The party focused at first on social issues, such as opposition to summer music festivals and the sale of alcohol, but has shifted to issues with broader voter appeal like the fight against corruption and high unemployment.
During the current campaign it promised to cut poverty in half and raise the minimum wage by 50 percent.
Unlike the banned Islamist opposition group Justice and Charity, the Justice and Development Party pledges its allegiance to the monarchy.
But Benkirane cuts a controversial figure for previously derogatory comments about Berber people and homosexuals.
In 2010 he tried to ban a concert in Morocco by the openly gay singer Elton John because of fears of encouraging homosexuality.
Benkirane said Western nations, on whose investment and tourism the country relies heavily, had no reason to fear a PJD-led government.
"With the PJD there will never be surprises. We are going to develop relations with the West," he told AFP.
Two parties that make up the outgoing governing coalition -- the Independence Party and Socialist Union of Popular Forces - have said they would be willing to govern with the Islamist party.
The king proposed a new constitution on March 9, just 17 days after thousands of people took to the streets across Morocco calling on him to give up some of his powers in the biggest anti-establishment protests in the country in decades.
Morocco's pro-reform February 20 protest movement, responsible for the protests, had called on voters to boycott the elections. It says the constitutional reforms are insufficient.

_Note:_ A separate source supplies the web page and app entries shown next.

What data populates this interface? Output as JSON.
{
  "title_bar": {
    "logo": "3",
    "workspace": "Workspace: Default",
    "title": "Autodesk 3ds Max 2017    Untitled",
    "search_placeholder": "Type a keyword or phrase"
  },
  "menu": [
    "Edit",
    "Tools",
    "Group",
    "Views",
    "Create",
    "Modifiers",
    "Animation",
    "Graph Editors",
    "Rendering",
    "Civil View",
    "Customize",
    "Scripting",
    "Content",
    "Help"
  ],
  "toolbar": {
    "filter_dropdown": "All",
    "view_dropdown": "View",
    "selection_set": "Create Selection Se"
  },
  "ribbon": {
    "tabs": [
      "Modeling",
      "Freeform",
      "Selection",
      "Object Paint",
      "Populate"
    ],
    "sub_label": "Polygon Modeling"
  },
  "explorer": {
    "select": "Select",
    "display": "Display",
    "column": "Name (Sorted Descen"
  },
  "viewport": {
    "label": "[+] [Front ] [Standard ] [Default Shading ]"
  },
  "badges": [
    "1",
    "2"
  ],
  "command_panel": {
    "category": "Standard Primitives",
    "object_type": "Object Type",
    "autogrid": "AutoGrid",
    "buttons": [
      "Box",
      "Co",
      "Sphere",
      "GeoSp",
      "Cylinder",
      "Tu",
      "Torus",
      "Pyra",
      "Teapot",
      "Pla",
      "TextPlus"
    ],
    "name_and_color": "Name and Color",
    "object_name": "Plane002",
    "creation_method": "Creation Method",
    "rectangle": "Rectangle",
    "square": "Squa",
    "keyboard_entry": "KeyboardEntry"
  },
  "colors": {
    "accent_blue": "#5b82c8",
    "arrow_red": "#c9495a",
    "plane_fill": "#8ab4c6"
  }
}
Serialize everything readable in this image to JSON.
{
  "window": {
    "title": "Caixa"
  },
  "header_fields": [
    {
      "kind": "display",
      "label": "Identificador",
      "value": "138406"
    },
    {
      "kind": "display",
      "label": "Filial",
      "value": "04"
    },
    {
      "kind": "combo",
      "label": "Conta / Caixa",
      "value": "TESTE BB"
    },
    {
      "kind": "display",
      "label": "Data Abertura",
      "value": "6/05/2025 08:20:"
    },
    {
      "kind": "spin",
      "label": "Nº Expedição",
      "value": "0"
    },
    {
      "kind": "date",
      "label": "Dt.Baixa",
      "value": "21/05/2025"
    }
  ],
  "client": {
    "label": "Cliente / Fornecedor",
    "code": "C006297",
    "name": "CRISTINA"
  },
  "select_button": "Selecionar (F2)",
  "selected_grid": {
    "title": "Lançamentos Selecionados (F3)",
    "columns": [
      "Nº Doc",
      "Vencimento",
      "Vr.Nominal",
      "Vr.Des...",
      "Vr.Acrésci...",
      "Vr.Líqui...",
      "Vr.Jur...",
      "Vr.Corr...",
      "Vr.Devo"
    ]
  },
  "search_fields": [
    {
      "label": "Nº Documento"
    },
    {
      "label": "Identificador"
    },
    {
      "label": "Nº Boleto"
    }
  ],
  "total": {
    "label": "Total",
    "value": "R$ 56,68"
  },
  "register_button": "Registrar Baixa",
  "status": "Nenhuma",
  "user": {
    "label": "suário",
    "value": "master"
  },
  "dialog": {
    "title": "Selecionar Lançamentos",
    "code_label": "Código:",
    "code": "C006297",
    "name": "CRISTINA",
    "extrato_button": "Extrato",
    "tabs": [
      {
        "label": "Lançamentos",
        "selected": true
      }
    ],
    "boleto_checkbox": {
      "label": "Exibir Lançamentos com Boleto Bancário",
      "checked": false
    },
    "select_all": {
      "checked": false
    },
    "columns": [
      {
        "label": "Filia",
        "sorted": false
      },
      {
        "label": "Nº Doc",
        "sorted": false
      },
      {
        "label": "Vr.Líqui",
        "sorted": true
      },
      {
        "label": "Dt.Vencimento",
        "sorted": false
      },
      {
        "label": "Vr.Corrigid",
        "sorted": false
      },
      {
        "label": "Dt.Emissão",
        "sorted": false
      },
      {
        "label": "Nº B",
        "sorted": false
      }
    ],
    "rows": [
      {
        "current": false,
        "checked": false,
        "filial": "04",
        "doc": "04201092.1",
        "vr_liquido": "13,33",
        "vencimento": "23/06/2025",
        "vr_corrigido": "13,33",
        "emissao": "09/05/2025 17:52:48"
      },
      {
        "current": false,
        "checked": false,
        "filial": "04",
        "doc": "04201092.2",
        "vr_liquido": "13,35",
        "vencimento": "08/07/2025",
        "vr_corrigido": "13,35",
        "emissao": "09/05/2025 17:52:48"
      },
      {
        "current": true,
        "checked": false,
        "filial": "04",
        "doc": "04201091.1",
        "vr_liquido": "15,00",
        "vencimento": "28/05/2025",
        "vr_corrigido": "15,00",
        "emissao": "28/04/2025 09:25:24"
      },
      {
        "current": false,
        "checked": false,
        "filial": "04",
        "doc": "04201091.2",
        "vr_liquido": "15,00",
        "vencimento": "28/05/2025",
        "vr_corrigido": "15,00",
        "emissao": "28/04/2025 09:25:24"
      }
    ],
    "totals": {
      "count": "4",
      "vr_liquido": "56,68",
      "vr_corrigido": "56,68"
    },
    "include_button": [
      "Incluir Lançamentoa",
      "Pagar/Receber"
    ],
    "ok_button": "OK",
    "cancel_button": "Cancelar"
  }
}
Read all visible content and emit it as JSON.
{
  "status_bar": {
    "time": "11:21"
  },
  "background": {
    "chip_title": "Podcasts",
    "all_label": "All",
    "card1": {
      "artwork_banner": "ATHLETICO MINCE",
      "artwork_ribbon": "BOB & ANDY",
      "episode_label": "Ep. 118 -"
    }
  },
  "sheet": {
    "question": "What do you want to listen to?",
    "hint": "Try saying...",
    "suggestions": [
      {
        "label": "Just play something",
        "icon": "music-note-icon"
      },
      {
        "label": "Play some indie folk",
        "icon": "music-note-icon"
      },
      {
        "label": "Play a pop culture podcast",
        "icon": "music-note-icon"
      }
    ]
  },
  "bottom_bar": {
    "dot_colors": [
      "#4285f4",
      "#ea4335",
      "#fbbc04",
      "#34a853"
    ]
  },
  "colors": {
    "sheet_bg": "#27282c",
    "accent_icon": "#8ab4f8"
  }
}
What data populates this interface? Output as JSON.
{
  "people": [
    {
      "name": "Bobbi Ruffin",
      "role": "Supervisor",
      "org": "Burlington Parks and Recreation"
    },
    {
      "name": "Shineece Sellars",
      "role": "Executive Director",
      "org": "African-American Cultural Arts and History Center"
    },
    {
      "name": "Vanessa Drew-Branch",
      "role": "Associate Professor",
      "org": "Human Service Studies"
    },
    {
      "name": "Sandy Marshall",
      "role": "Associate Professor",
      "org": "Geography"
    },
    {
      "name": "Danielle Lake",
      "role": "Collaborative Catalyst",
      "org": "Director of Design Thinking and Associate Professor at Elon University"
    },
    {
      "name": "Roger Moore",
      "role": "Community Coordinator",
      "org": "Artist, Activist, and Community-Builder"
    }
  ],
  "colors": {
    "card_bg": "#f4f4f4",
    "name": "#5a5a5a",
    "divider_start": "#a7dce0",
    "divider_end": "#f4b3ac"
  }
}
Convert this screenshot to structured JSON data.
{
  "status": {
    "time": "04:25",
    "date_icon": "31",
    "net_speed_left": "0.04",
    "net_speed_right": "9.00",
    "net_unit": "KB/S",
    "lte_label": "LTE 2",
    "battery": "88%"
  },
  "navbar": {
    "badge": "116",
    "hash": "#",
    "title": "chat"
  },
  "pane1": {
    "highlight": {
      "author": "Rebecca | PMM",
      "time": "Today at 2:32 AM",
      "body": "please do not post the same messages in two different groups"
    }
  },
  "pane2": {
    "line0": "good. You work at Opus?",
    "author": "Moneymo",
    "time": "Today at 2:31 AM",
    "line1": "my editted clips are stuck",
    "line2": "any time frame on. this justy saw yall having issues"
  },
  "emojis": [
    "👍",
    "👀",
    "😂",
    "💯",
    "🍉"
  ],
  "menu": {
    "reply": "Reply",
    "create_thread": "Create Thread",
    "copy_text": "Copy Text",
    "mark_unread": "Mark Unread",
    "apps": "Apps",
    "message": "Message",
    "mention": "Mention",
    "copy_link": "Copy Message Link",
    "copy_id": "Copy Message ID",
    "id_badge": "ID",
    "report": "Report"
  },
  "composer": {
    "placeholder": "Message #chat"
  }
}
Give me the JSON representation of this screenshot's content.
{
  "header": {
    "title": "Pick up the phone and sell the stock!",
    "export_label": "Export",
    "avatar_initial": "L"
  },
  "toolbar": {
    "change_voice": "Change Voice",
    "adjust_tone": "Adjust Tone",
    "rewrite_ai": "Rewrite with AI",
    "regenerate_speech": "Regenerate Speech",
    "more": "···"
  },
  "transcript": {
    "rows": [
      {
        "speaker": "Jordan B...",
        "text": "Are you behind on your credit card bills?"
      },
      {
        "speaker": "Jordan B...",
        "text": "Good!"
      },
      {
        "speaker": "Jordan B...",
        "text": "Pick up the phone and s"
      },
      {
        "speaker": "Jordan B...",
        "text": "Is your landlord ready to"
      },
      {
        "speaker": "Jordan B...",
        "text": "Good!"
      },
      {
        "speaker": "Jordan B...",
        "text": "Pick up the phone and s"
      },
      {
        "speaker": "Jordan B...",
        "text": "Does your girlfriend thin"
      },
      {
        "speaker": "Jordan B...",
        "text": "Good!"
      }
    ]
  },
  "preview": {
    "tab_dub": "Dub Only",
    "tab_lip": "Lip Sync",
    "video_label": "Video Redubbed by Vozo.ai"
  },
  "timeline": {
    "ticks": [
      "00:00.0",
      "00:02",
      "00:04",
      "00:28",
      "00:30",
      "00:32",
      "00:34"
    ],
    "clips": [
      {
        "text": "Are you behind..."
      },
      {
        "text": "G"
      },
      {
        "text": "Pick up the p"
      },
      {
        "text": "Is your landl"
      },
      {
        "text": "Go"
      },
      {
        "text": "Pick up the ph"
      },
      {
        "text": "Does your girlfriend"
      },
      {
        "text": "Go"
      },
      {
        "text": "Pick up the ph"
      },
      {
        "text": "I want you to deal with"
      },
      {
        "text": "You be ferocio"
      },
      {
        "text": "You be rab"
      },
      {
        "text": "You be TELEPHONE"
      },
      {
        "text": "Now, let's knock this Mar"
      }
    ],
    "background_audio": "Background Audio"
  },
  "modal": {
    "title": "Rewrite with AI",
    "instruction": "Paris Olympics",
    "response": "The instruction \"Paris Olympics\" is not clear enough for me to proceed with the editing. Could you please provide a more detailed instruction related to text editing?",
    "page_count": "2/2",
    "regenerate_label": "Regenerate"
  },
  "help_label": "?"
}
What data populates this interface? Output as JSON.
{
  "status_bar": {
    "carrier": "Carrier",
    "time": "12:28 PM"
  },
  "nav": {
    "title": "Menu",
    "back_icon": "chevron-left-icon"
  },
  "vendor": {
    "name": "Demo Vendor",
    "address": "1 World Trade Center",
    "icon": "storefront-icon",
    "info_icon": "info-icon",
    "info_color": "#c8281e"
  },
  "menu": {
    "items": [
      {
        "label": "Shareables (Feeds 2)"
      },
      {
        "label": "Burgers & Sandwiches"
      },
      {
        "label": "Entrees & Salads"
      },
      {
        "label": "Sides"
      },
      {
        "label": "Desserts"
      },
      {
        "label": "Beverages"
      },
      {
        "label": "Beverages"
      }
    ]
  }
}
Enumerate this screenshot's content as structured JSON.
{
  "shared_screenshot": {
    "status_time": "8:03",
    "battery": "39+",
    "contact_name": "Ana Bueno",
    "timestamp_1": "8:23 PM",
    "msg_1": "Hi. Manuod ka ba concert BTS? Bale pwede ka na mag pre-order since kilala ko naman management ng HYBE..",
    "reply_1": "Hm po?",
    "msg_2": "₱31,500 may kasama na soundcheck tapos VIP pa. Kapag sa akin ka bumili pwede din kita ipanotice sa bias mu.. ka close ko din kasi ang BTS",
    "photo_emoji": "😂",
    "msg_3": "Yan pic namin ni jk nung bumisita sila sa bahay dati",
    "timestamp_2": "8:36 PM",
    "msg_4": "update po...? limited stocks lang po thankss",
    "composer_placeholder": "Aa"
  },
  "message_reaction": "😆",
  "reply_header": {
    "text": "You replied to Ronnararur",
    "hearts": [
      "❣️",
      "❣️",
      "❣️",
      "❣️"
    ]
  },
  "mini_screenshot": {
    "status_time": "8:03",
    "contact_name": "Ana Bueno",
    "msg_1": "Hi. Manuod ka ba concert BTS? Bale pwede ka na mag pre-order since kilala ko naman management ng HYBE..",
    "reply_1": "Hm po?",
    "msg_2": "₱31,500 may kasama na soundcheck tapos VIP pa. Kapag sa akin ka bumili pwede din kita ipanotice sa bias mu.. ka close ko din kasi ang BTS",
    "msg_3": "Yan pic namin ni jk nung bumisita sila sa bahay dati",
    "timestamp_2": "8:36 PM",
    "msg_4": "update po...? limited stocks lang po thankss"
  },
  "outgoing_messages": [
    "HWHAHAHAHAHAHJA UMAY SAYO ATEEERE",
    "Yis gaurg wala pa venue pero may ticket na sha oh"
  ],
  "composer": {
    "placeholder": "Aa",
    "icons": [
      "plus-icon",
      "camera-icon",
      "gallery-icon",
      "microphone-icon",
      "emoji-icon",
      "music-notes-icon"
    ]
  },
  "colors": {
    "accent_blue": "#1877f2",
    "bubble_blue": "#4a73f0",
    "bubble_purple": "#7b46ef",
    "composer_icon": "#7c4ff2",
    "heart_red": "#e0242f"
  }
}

Voter turnout was 45.4 percent, up from 37 percent from the last parliamentary election in 2007, but lower than the 51.6 percent turnout recorded in 2002.
El Fassi called the turnout "positive" given the election boycott calls.
"The consolidation of institutions and the promotion of democracy will contribute greatly in the future to improving the turnout rate," he added.